Accurx, the communications platform powering 98% of GP practices, announces today a commitment to help 1,000 GP surgeries tackle the 8am rush by implementing a Modern General Practice Access (MGPA) model by April 2024.

The move is part of a 5-point plan to support primary care to more easily manage demand and improve access, detailed in a new report published today by Accurx – ‘A Blueprint for Recovering Access’.

The MGPA model was introduced as one of four priorities in NHS England’s delivery plan for recovering access to primary care. It aims to make the way patients contact their surgery easier and more equitable, whilst ensuring primary care staff are able to provide rapid assessment and response that prioritises patients by clinical need.

The 5-point plan aims to support 1,000 GP practices to unlock the power of the MGPA model in their surgery. Accurx is launching the plan alongside new market research detailed in the report, which reveals the outsized impact that the MGPA model is having on GP practices’ ability to manage demand and enhance patient access:

  • 81% of primary care staff who already run a MGPA model say that since its implementation, their practice is better equipped to keep up with inbound patient demand*

  • Three quarters (75%) say that they are able to provide a more equitable service, where patient requests are prioritised based on clinical need

  • 65% say that since implementing it, patients are more satisfied with their service

  • Half (50%) say that they are happier in their day-to-day role, and 58% say their workload is more manageable

Accurx has based its 5-point plan on the responses from ICS leaders and GP practices, who were asked how Accurx could best support them.
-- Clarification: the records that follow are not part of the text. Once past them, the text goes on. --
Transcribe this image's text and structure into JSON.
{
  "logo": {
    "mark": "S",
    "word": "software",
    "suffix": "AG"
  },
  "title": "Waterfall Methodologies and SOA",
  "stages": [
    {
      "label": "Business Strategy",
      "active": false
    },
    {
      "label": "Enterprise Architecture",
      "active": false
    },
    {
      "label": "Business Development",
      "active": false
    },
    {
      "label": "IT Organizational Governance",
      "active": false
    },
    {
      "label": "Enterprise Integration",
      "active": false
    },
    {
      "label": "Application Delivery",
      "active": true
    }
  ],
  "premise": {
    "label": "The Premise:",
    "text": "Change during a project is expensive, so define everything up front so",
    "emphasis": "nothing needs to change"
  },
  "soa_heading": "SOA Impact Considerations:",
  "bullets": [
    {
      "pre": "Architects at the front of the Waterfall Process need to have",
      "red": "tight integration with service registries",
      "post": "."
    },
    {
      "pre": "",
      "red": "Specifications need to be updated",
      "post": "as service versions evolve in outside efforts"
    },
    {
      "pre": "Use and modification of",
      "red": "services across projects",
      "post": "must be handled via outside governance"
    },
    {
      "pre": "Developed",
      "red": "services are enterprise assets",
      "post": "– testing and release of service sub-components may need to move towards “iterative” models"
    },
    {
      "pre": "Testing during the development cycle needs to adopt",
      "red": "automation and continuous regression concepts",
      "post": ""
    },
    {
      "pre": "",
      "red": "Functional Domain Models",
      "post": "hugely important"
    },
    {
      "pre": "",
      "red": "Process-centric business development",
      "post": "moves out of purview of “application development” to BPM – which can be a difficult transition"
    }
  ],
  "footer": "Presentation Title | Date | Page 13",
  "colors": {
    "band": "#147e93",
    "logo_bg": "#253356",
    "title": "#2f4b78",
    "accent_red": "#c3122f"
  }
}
For example, 87% of ICS leaders said that Accurx could best support the GP practices in their ICS to use digital tools to tackle the 8am phone rush through comprehensive training support, and 87% said a resource centre including support articles and case studies.

The plan includes the following measures:

  1. A hands-on, comprehensive 12-week onboarding programme for practices who have procured Patient Triage, including 1-1 training calls, webinars, training resources and change management guidance to support the change to a Modern General Practice Access model.

  2. A free trial of Patient Triage for practices, so that they can try out the company’s triage solution before committing funds.

  3. A training pack for GP practices, to give them a comprehensive set of insights and tips to help them optimise their workflows for Modern General Practice Access.

  4. Ready-to-use materials to help practices guide patients through the change in system, such as posters, demos, informative videos and staff telephone scripts.

  5. A user community forum for total triage, where GP practices can share learnings and access supportive content and advice from over 600 other healthcare professionals.

Jacob Haddad, CEO and co-founder of Accurx, said: “General practice is at breaking point and in need of a critical reset moment. The only way healthcare delivery will be sustainable is to move away from an appointment first approach to a needs-based model of care instead, where 25%-50% of requests are resolved through messaging.

“This is now a proven approach in a small number of practices, but needs scaling up. With this approach, clinicians will have more capacity to see patients who truly need face-to-face appointments.

Professor Sir Sam Everington, GP in Tower Hamlets and vice president of the British Medical Association, added: “Modern telephone systems are of course important, but good access is about getting the patient to the right place, first time, through a proper online triage system.

“This involves encouraging patients to fill in an online form, so that GP teams are properly briefed on their issue and can direct them and deliver them to the most appropriate form of care. This can often be via messaging, e.g. via text or email.”

Earlier this month, Accurx said it had integrated its batch messaging and batch florey features to the NHS App, empowering patients to manage their own health.